The Chamber closely monitors the Federal, State and Local Government for policy and legislative proposals that can impact your business. To keep our members informed, the Chamber develops a one page document, Legislative Policy Analysis (LPA), to provide a comprehensive overview of the issue and outline the Chamber’s current position on the particular issue. The Government Affairs Committee and the Board of Directors participate in the development of each LPA. You can find a list of existing LPAs below:
Monday, December 5, 2016
On November 29, 2016, the Delaware Supreme Court issued an opinion which stated that a worker’s immigration status is a factor which must be considered in determining whether a worker meets the legal definition of “displaced worker”: The legal definition of “displaced worker” is as follows: “The term is used to refer to a worker who, while not completely incapacitated for work, is so handicapped by a compensable injury that [she] will no longer be employed in any well-known branch of the competitive labor market and will require a specially-created job if [she] is to be steadily employed.” Ham v. Chrysler Corp., A.2d 258, 261
Thursday, December 1, 2016
New Castle County Council is preparing to introduce legislation which will require the use of Project Labor Agreements on all public construction contracts.
A project labor agreement requires all contractors, whether they are unionized or not, to subject themselves and their employees to unionization in order to work on a government-funded construction project. This is done by including a union collective bargaining agreement in a public construction project's bid specifications. In order to receive a contract, a contractor must sign the agreement and subject its employees to union control.
Wednesday, November 30, 2016
During each of the last several General Assemblies, attempts have been made to increase the state minimum wage. The 147th General Assembly raised it from the federal rate of $7.25 per hour to $.8.25 per hour over two years, in four increments of 50 cents. During the most recent General Assembly (148th), there was an attempt to increase the minimum wage to $10.10 per hour, Senate Bill 39. In addition to the substantial increase in the minimum wage, which would have occurred in increments over another two-year period, the legislation contained a provision indexing future increase to the Social Security Cost of Living Adjustment. Another amendment offered by the sponsor struck the COLA, but would have incrementally raised the minimum wage between 2017 and 2023 to $15.05 per hour. The legislation was ultimately amended to the point where it would have raised the minimum wage to $10.10 per hour over 2 years, without indexing. The Chamber remained opposed and the measure failed to reach the governor’s desk.
Tuesday, November 15, 2016
The Health Insurance Tax (HIT Tax) is essentially a sales tax on health insurance policies, which was included among the provisions of the Affordable Care Act (ACA). It is levied on the health insurance companies, however, a substantial amount the expense ends up in the form of higher premiums.

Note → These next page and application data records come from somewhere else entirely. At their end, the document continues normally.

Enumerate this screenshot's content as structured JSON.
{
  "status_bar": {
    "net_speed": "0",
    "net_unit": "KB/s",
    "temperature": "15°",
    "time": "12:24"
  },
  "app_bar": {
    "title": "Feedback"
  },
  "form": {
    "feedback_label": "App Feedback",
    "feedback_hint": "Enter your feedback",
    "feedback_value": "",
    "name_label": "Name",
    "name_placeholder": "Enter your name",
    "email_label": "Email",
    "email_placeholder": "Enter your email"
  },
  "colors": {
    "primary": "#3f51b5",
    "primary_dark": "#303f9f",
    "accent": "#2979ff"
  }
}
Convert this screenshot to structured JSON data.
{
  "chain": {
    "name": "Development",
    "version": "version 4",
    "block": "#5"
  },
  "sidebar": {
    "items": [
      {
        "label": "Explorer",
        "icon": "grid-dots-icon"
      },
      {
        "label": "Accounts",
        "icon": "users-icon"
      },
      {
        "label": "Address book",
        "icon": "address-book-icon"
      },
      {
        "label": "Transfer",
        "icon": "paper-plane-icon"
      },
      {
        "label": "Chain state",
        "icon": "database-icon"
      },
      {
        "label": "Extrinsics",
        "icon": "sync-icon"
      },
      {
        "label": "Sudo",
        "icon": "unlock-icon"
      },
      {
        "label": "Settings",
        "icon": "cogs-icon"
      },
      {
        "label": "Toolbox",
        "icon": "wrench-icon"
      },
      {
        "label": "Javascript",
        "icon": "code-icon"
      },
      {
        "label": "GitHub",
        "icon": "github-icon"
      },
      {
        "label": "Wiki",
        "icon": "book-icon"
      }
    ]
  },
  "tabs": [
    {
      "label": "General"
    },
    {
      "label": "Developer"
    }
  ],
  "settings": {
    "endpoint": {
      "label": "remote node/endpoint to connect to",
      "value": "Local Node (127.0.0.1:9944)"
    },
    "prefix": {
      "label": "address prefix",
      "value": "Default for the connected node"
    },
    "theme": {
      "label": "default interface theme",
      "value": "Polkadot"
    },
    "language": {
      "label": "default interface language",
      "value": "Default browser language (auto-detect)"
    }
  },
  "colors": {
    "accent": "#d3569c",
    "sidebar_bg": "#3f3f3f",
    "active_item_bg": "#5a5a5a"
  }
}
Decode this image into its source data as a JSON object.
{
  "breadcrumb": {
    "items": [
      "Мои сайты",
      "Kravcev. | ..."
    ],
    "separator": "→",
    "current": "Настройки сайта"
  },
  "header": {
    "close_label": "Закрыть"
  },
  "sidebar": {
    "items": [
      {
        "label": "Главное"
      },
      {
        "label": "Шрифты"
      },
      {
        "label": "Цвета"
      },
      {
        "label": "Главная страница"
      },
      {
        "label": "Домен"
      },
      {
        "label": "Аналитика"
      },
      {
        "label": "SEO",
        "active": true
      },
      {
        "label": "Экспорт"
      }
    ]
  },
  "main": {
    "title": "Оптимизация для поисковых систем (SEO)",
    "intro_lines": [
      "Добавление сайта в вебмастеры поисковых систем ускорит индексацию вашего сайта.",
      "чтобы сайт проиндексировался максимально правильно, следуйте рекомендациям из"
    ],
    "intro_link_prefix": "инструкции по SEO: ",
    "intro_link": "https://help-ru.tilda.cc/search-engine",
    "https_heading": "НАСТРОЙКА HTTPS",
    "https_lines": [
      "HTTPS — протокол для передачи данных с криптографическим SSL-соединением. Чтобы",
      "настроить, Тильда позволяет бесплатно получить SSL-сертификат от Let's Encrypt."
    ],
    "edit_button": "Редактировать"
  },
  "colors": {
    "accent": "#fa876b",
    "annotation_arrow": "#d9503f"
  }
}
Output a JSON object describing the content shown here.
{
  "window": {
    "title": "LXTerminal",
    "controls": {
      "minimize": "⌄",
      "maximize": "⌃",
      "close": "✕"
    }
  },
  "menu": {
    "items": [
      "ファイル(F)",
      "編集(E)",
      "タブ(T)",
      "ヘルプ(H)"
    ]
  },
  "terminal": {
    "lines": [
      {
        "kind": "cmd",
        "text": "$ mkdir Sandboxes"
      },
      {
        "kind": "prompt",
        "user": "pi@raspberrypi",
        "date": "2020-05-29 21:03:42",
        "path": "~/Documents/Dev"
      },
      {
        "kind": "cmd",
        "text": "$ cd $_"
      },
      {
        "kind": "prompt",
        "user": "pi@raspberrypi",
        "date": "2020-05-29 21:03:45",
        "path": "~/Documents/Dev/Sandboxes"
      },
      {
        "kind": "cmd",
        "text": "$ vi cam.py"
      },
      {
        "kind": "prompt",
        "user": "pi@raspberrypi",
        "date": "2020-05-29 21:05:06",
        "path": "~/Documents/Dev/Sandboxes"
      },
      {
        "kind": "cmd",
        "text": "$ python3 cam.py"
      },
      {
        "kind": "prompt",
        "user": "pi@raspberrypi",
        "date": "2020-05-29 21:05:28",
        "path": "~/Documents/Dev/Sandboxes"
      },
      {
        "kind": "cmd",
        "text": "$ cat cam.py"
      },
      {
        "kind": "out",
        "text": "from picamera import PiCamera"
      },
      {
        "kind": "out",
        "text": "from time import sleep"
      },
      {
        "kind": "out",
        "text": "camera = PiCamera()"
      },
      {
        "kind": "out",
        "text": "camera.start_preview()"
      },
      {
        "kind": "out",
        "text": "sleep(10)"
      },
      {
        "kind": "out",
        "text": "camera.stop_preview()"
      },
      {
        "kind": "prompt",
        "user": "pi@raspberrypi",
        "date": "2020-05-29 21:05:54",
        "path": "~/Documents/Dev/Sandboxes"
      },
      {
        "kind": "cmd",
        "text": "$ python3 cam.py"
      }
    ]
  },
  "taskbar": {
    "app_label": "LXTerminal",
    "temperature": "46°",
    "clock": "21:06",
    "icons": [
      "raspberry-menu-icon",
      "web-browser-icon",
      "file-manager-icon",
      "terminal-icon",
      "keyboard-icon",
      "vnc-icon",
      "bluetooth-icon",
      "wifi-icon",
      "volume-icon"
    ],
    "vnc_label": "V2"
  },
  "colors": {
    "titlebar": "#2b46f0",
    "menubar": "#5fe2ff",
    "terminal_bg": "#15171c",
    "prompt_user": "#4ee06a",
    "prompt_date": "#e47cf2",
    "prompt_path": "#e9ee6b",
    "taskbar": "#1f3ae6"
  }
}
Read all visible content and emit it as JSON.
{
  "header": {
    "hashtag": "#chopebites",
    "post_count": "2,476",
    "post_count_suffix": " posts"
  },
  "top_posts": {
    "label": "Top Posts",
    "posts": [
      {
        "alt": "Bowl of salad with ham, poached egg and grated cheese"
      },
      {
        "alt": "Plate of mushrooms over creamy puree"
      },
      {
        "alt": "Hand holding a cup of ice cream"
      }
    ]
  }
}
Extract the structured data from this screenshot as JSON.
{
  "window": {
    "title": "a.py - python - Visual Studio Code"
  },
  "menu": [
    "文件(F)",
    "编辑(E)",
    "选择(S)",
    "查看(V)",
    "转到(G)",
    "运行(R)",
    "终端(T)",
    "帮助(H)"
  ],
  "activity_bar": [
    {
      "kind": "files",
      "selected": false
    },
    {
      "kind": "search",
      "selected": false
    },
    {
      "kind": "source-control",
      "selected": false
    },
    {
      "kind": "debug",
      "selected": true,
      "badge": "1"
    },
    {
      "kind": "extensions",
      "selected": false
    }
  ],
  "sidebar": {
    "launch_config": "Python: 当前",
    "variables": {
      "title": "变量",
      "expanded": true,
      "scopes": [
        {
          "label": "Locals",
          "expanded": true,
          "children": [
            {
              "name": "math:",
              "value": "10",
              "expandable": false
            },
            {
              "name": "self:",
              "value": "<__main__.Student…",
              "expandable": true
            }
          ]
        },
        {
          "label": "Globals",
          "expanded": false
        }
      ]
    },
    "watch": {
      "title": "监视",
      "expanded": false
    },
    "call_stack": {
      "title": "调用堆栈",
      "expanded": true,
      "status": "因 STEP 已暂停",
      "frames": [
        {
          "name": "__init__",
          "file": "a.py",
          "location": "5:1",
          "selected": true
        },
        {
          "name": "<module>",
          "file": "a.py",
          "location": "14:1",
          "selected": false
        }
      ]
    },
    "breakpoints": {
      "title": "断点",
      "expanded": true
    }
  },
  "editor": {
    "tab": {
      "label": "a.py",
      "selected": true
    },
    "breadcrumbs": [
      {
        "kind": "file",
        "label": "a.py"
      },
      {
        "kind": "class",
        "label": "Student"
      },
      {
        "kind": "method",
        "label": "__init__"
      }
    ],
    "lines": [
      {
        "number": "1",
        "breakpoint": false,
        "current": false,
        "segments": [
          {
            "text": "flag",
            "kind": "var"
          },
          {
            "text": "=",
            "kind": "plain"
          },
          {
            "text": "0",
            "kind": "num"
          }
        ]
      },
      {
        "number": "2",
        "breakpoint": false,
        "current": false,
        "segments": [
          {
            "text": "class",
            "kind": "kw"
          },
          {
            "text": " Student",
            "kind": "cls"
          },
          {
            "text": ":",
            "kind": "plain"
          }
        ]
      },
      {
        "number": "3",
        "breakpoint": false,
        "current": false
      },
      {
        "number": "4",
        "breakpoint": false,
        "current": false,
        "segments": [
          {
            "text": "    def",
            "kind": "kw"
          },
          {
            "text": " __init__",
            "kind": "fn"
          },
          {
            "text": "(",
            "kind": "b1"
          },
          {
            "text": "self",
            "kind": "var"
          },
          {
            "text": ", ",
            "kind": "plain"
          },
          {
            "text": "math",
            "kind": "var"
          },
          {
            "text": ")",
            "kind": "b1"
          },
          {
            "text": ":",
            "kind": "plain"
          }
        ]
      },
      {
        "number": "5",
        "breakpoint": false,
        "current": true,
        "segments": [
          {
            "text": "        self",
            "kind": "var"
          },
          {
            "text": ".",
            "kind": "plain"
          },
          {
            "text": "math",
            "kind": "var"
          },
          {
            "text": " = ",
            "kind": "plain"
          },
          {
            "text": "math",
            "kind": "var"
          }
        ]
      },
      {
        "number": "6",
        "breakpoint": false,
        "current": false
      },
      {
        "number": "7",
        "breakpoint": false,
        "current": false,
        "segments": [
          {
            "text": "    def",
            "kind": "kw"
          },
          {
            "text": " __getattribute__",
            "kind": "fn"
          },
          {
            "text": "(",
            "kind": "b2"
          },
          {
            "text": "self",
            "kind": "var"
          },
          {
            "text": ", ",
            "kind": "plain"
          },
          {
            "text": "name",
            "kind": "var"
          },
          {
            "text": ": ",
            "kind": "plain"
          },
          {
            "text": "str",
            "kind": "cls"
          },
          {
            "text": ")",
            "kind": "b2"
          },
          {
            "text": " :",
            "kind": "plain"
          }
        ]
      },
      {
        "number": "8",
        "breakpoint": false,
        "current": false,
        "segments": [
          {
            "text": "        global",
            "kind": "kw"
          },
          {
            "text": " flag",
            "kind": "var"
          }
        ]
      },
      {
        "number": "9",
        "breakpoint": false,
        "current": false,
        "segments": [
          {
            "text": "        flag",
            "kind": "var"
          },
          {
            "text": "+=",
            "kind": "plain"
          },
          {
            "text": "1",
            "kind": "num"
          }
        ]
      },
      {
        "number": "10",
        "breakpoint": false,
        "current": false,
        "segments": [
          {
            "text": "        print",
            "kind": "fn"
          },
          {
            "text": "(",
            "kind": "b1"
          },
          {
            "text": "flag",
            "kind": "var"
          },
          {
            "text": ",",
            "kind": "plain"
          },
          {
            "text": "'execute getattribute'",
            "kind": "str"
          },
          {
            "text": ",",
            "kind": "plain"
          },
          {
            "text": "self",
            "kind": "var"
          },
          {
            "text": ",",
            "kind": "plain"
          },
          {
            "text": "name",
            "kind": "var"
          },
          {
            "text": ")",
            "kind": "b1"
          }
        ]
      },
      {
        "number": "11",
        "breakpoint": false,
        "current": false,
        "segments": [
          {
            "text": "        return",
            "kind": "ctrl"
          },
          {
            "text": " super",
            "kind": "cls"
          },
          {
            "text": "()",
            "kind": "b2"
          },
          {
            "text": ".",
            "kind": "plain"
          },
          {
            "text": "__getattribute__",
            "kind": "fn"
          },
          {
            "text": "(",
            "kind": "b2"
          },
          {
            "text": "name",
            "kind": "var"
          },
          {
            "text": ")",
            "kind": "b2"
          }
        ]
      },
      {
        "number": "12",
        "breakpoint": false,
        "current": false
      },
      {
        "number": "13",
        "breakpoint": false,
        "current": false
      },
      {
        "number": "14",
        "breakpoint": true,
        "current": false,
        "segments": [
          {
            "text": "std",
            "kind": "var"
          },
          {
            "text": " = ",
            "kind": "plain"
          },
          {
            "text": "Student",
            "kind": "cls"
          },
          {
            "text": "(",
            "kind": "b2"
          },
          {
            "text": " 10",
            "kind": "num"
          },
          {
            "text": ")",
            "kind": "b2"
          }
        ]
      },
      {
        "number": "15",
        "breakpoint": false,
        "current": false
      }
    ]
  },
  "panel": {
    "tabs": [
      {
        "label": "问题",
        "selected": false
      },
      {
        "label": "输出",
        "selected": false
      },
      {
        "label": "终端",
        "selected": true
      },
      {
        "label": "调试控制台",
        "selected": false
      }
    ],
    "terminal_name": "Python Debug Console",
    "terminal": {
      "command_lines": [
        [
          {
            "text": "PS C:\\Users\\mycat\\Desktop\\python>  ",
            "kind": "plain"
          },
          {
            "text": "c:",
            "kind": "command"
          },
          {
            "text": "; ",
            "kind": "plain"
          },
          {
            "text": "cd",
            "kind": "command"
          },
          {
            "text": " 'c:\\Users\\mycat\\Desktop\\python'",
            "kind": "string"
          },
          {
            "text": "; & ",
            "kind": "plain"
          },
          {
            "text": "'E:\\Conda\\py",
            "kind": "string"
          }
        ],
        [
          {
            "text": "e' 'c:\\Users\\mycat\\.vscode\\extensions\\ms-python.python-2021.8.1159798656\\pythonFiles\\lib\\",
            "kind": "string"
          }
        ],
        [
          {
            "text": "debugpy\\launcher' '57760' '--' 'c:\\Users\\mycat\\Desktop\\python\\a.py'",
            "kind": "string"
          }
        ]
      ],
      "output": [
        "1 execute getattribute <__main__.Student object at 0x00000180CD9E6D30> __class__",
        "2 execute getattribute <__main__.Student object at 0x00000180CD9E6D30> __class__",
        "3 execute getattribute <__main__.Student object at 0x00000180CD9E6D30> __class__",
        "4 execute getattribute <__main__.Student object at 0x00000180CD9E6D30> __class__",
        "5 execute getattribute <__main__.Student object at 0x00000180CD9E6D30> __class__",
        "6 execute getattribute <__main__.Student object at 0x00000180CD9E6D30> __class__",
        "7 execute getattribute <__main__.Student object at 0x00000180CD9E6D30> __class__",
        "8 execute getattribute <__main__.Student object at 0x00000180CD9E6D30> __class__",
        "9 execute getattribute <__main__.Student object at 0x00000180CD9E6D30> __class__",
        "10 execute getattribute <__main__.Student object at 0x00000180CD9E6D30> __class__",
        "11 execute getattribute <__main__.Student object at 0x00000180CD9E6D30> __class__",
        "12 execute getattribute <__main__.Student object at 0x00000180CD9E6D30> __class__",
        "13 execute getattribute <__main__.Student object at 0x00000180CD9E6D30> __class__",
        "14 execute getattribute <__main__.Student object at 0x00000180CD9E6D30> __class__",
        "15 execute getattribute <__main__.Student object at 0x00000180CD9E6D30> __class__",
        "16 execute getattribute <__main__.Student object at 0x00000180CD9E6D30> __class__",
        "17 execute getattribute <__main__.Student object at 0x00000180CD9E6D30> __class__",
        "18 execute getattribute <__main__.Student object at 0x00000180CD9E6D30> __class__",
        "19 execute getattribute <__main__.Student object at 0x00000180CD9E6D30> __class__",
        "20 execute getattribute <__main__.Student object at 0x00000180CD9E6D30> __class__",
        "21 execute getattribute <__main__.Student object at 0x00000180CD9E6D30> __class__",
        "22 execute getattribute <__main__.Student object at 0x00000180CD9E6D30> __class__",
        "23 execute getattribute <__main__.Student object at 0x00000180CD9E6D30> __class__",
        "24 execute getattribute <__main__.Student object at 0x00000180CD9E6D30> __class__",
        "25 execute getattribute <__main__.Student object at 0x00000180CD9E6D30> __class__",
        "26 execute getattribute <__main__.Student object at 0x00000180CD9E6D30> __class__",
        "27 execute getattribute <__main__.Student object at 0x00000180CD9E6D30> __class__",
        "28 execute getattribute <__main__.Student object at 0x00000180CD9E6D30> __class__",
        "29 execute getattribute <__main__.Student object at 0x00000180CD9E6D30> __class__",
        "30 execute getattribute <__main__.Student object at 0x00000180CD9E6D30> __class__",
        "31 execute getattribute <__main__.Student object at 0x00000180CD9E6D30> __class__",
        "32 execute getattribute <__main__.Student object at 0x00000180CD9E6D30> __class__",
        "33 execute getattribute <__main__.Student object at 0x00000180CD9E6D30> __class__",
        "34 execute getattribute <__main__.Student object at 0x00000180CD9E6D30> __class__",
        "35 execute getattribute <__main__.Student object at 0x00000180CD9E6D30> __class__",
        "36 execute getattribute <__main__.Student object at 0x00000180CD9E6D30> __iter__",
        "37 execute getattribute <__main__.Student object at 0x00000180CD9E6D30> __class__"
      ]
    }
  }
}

Tuesday, November 1, 2016
Captive insurance entities are insurance companies that are wholly owned by those persons or entities they insure. Their primary purpose is to insure the risk of their owners/insureds. The insureds benefit from the excess underwriting profits of the entity. The entities are generally used by individuals or entities who are willing and able to put their own capital at risk and who wish to work outside of the regular commercial insurance marketplace. They can be a very effective tool in controlling risk and premium costs and also allow for more unique coverages tailored to the needs of those insured.